"Does he feel it?" Dr. Jasmine asked.
"Yesssss!!!" Kassy replied so frantically that I wasn't sure she'd even asked D.J. or if she was just responding out of her own rushing adrenaline and blood shock. Finally, D.J.'s foot went numb and Dr. Jasmine could finish the suture. She worked quickly and efficiently, but clean. Just like the floral arrangement she made every week back in L.A. for Sunday church service, trauma was an art for Jasmine and her stitch work was inspiring. Her calm helped Sami calm down, but must have had the opposite affect on the storm. Though Hurricane Tomas was ramping up to a feverish pitch, Kassy, Ryan, Felicia and Ashley were all joking and laughing.
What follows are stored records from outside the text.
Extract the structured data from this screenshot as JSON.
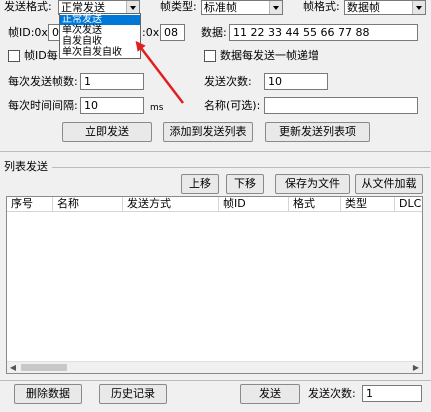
{
  "top": {
    "send_format_label": "发送格式:",
    "send_format_value": "正常发送",
    "frame_type_label": "帧类型:",
    "frame_type_value": "标准帧",
    "frame_format_label": "帧格式:",
    "frame_format_value": "数据帧"
  },
  "dropdown": {
    "options": [
      "正常发送",
      "单次发送",
      "自发自收",
      "单次自发自收"
    ]
  },
  "frame_id": {
    "label": "帧ID:0x",
    "value": "00",
    "extra_label": ":0x",
    "extra_value": "08"
  },
  "data": {
    "label": "数据:",
    "value": "11 22 33 44 55 66 77 88"
  },
  "options": {
    "frame_id_increment": "帧ID每",
    "data_increment": "数据每发送一帧递增"
  },
  "send_frames": {
    "label": "每次发送帧数:",
    "value": "1"
  },
  "send_count": {
    "label": "发送次数:",
    "value": "10"
  },
  "interval": {
    "label": "每次时间间隔:",
    "value": "10",
    "unit": "ms"
  },
  "name": {
    "label": "名称(可选):",
    "value": ""
  },
  "buttons": {
    "send_now": "立即发送",
    "add_to_list": "添加到发送列表",
    "update_list": "更新发送列表项"
  },
  "list_section": {
    "title": "列表发送",
    "move_up": "上移",
    "move_down": "下移",
    "save_file": "保存为文件",
    "load_file": "从文件加载",
    "columns": [
      "序号",
      "名称",
      "发送方式",
      "帧ID",
      "格式",
      "类型",
      "DLC"
    ]
  },
  "bottom": {
    "delete_data": "删除数据",
    "history": "历史记录",
    "send": "发送",
    "send_count_label": "发送次数:",
    "send_count_value": "1"
  },
  "colors": {
    "selection": "#0078d7",
    "arrow": "#e02020"
  }
}
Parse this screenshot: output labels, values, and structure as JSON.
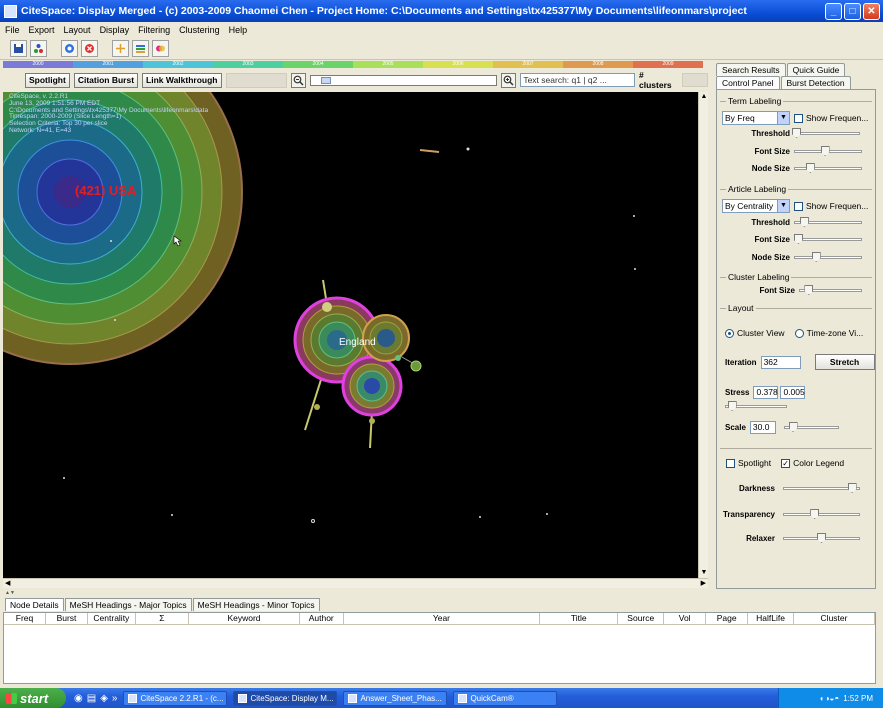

It was undeniably surreal. Had I really just forgotten what it was like to be in my twenties when decorum and respect for traumatic situations were never as important as a good laugh? Or had we become so accustomed to traumatic situations at the Oceanview Hotel that the laughter actually was a sign of respect - a way of subliminally telling the patient that everything was indeed going to be okay? And it was...for now.
Dr. Jasmine finished up and passed the patient off to Ryan, the EMT in training, to wrap the foot in bandages and plastic to keep it dry from infection. We returned to the quiet before the storm, and I finally got my shot of the patient's face - sweet, grateful, longing. As it turns out, it was the money shot after all.